Neil Woodford has used his new found freedom to explain why he bought into a bank for the first time in 10 years.
Woodford revealed he first bought into HSBC in the middle of the last year when at Invesco Perpetual and has been adding to his stake in recent months lifting it to 2% of his £3.7 billion St James’s Place mandate.
Speaking at dinner last night hosted by Chelsea Financial Services, Woodford said: ‘I don’t have a religious aversion to banks and HSBC is undervalued.'
He added: ‘While HSBC is exposed to many of the pressures that keep me out of banks, and has done some stupid things and will probably continue to get fined, the direction of travel at the bank is clear. It is a bank that can build a capital base and reduce leverage and one I believe will pay and sustain a dividend.’
Woodford also believes the bank has learnt from its mistakes and was full of praise for its management.
‘Stuart Gulliver [HSBC chief executive] gets it and is doing a good job, it’s an ugly shift but he doing the right things.
‘The environment for banks is going to remain difficult but HSBC is much further down the path of repair, while other banks have far hard yards to go as they still haven’t cleansed their balance sheets from bad loans.’
The fact some in the room were surprised to learn Woodford had a holding in a bank a good year after he had actually bought is a reflection of how more open he has become since he launched his new fund firm, Woodford Investment Management.
Woodford described the environment at his previous employer as ‘interesting’ and vowed this new level of communication was important and would continue no matter how successful his new firm became.
‘How we communicate with the media and investors is really important.
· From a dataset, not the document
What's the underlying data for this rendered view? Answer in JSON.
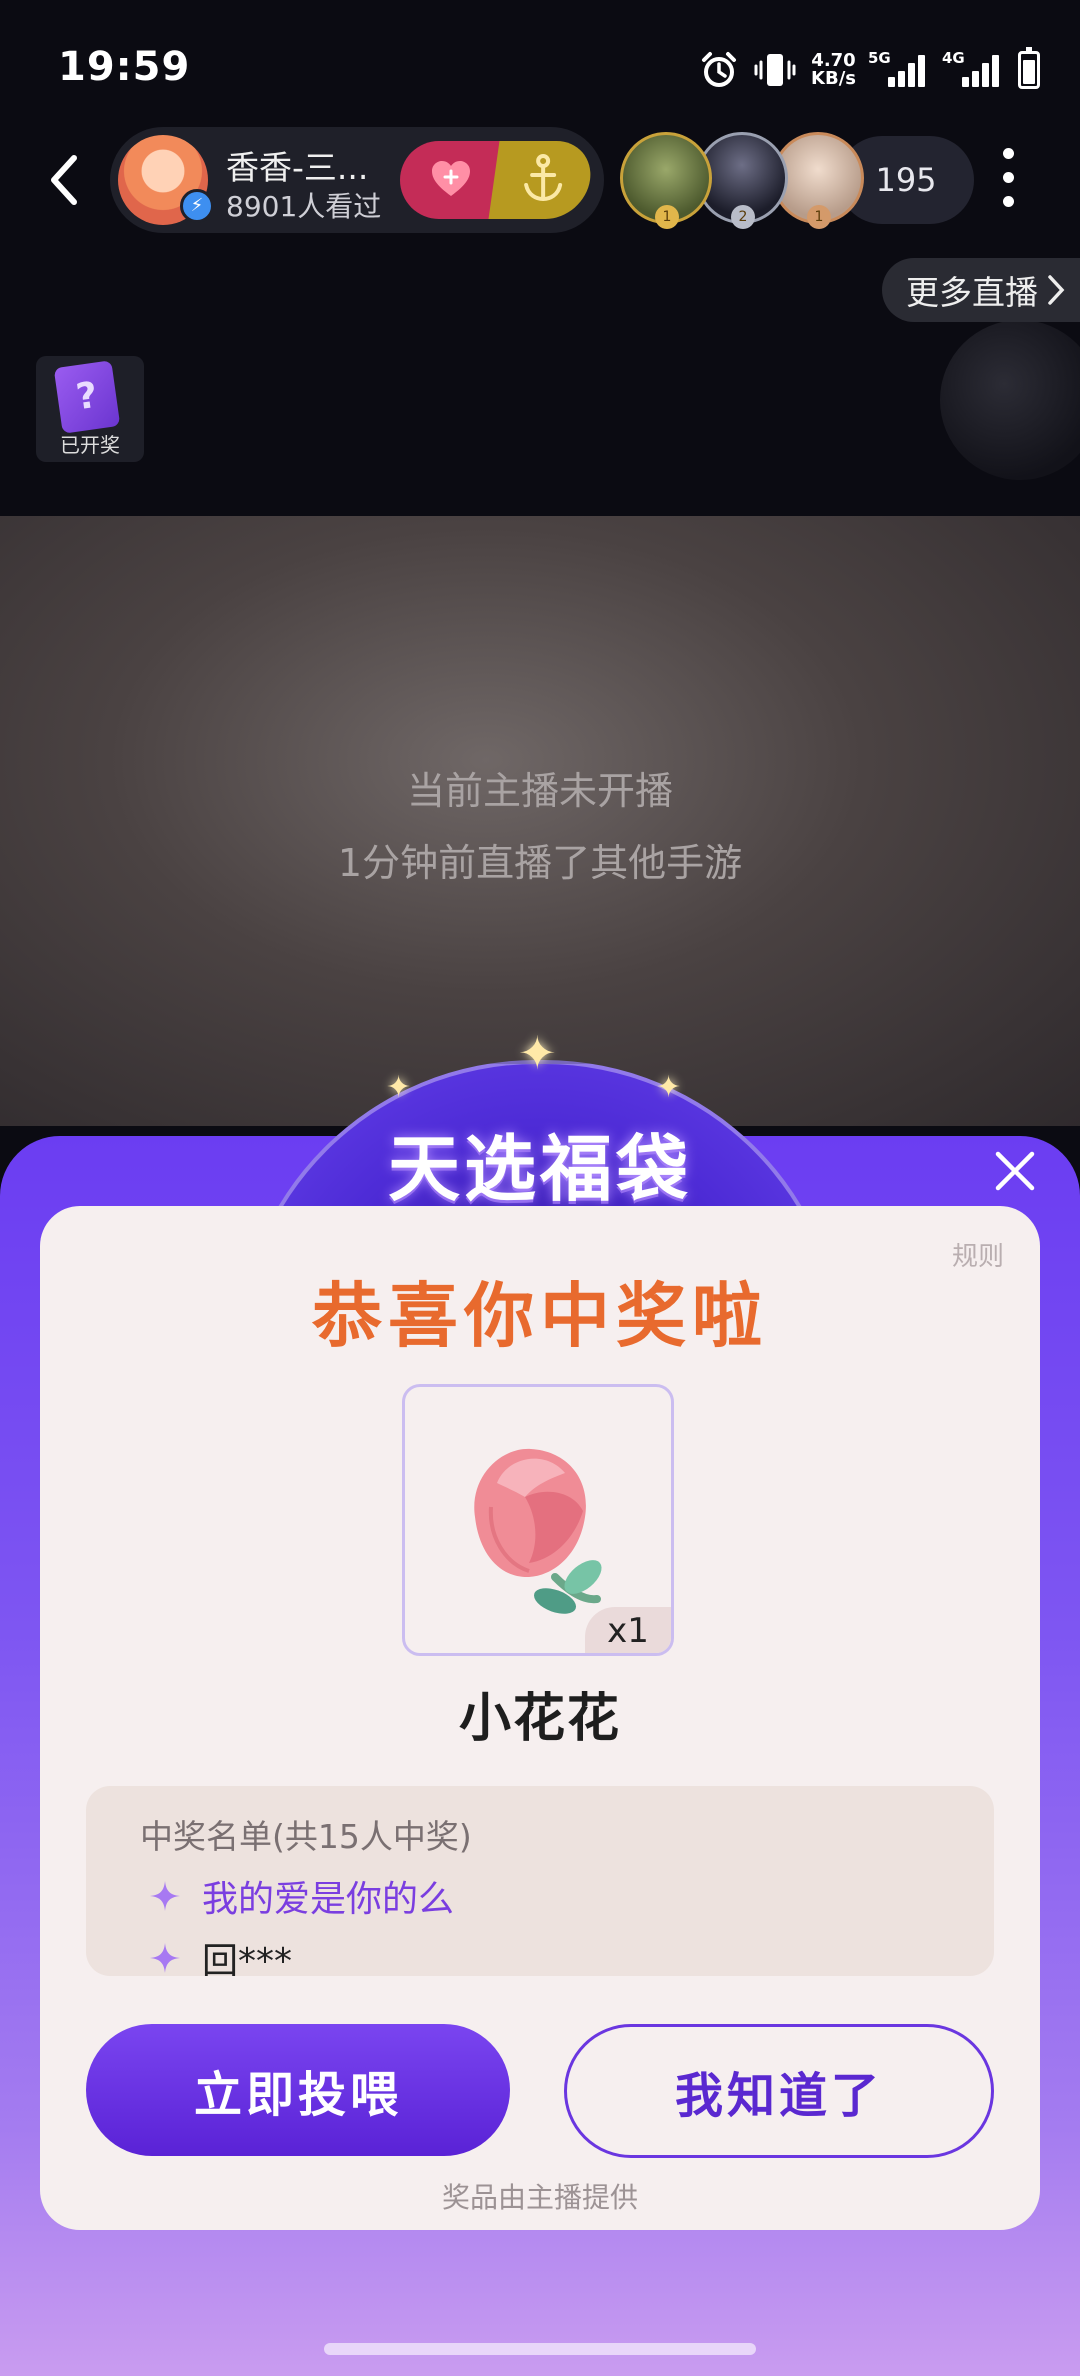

We won’t be doing what we did, we will be more open and accessible.
‘I need to balance this with managing large amounts of money but you will know much more about what I am doing. It won’t be shrouded in mystery anymore.’
Woodford said he would use tools like social media to communicate, so does this mean the man who shunned technology during the dot.com bubble is now a bull?
‘I’m neither a tech bull or bear. It’s fair to say a lot of tech companies are unbelievably attractive and not just in the biotech market.’
To demonstrate this Woodford has bought two Norwegian technology firms, one of which specialises in fingerprint technology. He is also a well-publicised backer of bid target AstraZeneca.
However, we are unlikely to see a big weighting in technology when his new Income fund launches on 2 June.
‘Throughout my career I’ve struggled to understand valuations in this sector. Yes Astra oozes technology, but it doesn’t have someone wearing jeans and a t-shirt representing it.’
Woodford also outlined the benefits of being able to create a new business from scratch in a more demanding regulatory climate.
‘It was not something I planned to do, I thought I’d see out my career at Invesco,’ he said. ‘But when I started to think about it, it was a no-brainer.’
‘On an idle Tuesday afternoon I’d talk to Craig [Newman – Woodford’s chief executive] and ask “If we are setting up an investment firm from scratch would it look like Invesco Perpetual?” The answer was “no”.
‘[So] The opportunity rose to start again and allow me to create something fit for purpose and give me the maximum time to run money. All the pull factors encouraged me to take a gamble and enter this scary new world and I am glad I did it. There’s a need for what we do and I am very focused on my job as a fund manager.’
Invesco Perpetual has seen sharp outflows across Woodford’s old income funds since he handed in his notice last October. Does he feel any remorse?
‘Invesco Perpetual manages lots of money globally and they will get over it. Invesco Perpetual will survive beyond Neil Woodford’.